* **The records**

>>>

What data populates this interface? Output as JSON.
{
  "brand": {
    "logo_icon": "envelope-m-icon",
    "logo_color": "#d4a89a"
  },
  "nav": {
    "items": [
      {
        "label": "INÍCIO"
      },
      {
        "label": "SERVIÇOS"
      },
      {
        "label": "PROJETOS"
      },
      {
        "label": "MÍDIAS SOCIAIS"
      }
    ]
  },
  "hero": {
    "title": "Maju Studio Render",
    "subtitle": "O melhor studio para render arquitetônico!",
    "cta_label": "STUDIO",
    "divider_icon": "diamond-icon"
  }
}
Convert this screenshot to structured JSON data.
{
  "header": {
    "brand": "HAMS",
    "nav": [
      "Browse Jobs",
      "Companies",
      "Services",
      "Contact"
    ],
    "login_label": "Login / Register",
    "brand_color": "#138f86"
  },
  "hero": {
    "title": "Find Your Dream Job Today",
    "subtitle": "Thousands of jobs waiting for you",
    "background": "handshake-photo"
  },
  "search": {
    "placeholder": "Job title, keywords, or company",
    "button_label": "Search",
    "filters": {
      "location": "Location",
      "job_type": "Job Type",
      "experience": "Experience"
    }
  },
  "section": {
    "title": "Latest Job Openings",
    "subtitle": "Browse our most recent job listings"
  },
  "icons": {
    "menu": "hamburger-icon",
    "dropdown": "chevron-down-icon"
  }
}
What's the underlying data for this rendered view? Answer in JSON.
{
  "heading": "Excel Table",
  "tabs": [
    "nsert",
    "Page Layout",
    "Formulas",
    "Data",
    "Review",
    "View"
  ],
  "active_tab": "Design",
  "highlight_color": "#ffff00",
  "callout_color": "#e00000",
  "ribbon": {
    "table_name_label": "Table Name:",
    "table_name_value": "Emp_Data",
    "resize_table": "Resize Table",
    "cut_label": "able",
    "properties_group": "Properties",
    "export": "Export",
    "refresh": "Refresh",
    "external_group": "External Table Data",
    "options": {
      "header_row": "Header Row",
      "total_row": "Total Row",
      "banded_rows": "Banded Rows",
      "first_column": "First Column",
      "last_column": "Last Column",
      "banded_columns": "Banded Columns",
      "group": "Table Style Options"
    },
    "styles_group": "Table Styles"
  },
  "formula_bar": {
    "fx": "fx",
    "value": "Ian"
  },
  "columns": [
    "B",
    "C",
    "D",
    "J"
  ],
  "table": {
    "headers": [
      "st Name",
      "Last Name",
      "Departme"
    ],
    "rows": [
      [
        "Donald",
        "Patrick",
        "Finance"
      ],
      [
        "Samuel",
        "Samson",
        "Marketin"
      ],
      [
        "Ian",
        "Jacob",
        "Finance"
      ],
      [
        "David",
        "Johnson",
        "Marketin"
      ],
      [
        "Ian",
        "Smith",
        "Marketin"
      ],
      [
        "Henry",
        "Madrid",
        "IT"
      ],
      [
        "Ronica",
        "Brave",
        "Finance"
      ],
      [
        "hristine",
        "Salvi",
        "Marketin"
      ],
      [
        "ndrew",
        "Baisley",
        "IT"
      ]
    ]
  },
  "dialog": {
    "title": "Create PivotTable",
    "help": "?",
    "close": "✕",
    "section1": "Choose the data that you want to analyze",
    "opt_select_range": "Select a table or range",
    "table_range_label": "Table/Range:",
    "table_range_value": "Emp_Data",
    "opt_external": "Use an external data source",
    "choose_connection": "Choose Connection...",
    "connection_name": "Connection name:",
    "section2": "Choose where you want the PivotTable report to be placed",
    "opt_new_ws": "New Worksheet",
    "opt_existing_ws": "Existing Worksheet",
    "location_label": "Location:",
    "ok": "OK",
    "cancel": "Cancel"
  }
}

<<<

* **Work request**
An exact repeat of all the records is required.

* **Written reply**
What data populates this interface? Output as JSON.
{
  "brand": {
    "logo_icon": "envelope-m-icon",
    "logo_color": "#d4a89a"
  },
  "nav": {
    "items": [
      {
        "label": "INÍCIO"
      },
      {
        "label": "SERVIÇOS"
      },
      {
        "label": "PROJETOS"
      },
      {
        "label": "MÍDIAS SOCIAIS"
      }
    ]
  },
  "hero": {
    "title": "Maju Studio Render",
    "subtitle": "O melhor studio para render arquitetônico!",
    "cta_label": "STUDIO",
    "divider_icon": "diamond-icon"
  }
}
Convert this screenshot to structured JSON data.
{
  "header": {
    "brand": "HAMS",
    "nav": [
      "Browse Jobs",
      "Companies",
      "Services",
      "Contact"
    ],
    "login_label": "Login / Register",
    "brand_color": "#138f86"
  },
  "hero": {
    "title": "Find Your Dream Job Today",
    "subtitle": "Thousands of jobs waiting for you",
    "background": "handshake-photo"
  },
  "search": {
    "placeholder": "Job title, keywords, or company",
    "button_label": "Search",
    "filters": {
      "location": "Location",
      "job_type": "Job Type",
      "experience": "Experience"
    }
  },
  "section": {
    "title": "Latest Job Openings",
    "subtitle": "Browse our most recent job listings"
  },
  "icons": {
    "menu": "hamburger-icon",
    "dropdown": "chevron-down-icon"
  }
}
What's the underlying data for this rendered view? Answer in JSON.
{
  "heading": "Excel Table",
  "tabs": [
    "nsert",
    "Page Layout",
    "Formulas",
    "Data",
    "Review",
    "View"
  ],
  "active_tab": "Design",
  "highlight_color": "#ffff00",
  "callout_color": "#e00000",
  "ribbon": {
    "table_name_label": "Table Name:",
    "table_name_value": "Emp_Data",
    "resize_table": "Resize Table",
    "cut_label": "able",
    "properties_group": "Properties",
    "export": "Export",
    "refresh": "Refresh",
    "external_group": "External Table Data",
    "options": {
      "header_row": "Header Row",
      "total_row": "Total Row",
      "banded_rows": "Banded Rows",
      "first_column": "First Column",
      "last_column": "Last Column",
      "banded_columns": "Banded Columns",
      "group": "Table Style Options"
    },
    "styles_group": "Table Styles"
  },
  "formula_bar": {
    "fx": "fx",
    "value": "Ian"
  },
  "columns": [
    "B",
    "C",
    "D",
    "J"
  ],
  "table": {
    "headers": [
      "st Name",
      "Last Name",
      "Departme"
    ],
    "rows": [
      [
        "Donald",
        "Patrick",
        "Finance"
      ],
      [
        "Samuel",
        "Samson",
        "Marketin"
      ],
      [
        "Ian",
        "Jacob",
        "Finance"
      ],
      [
        "David",
        "Johnson",
        "Marketin"
      ],
      [
        "Ian",
        "Smith",
        "Marketin"
      ],
      [
        "Henry",
        "Madrid",
        "IT"
      ],
      [
        "Ronica",
        "Brave",
        "Finance"
      ],
      [
        "hristine",
        "Salvi",
        "Marketin"
      ],
      [
        "ndrew",
        "Baisley",
        "IT"
      ]
    ]
  },
  "dialog": {
    "title": "Create PivotTable",
    "help": "?",
    "close": "✕",
    "section1": "Choose the data that you want to analyze",
    "opt_select_range": "Select a table or range",
    "table_range_label": "Table/Range:",
    "table_range_value": "Emp_Data",
    "opt_external": "Use an external data source",
    "choose_connection": "Choose Connection...",
    "connection_name": "Connection name:",
    "section2": "Choose where you want the PivotTable report to be placed",
    "opt_new_ws": "New Worksheet",
    "opt_existing_ws": "Existing Worksheet",
    "location_label": "Location:",
    "ok": "OK",
    "cancel": "Cancel"
  }
}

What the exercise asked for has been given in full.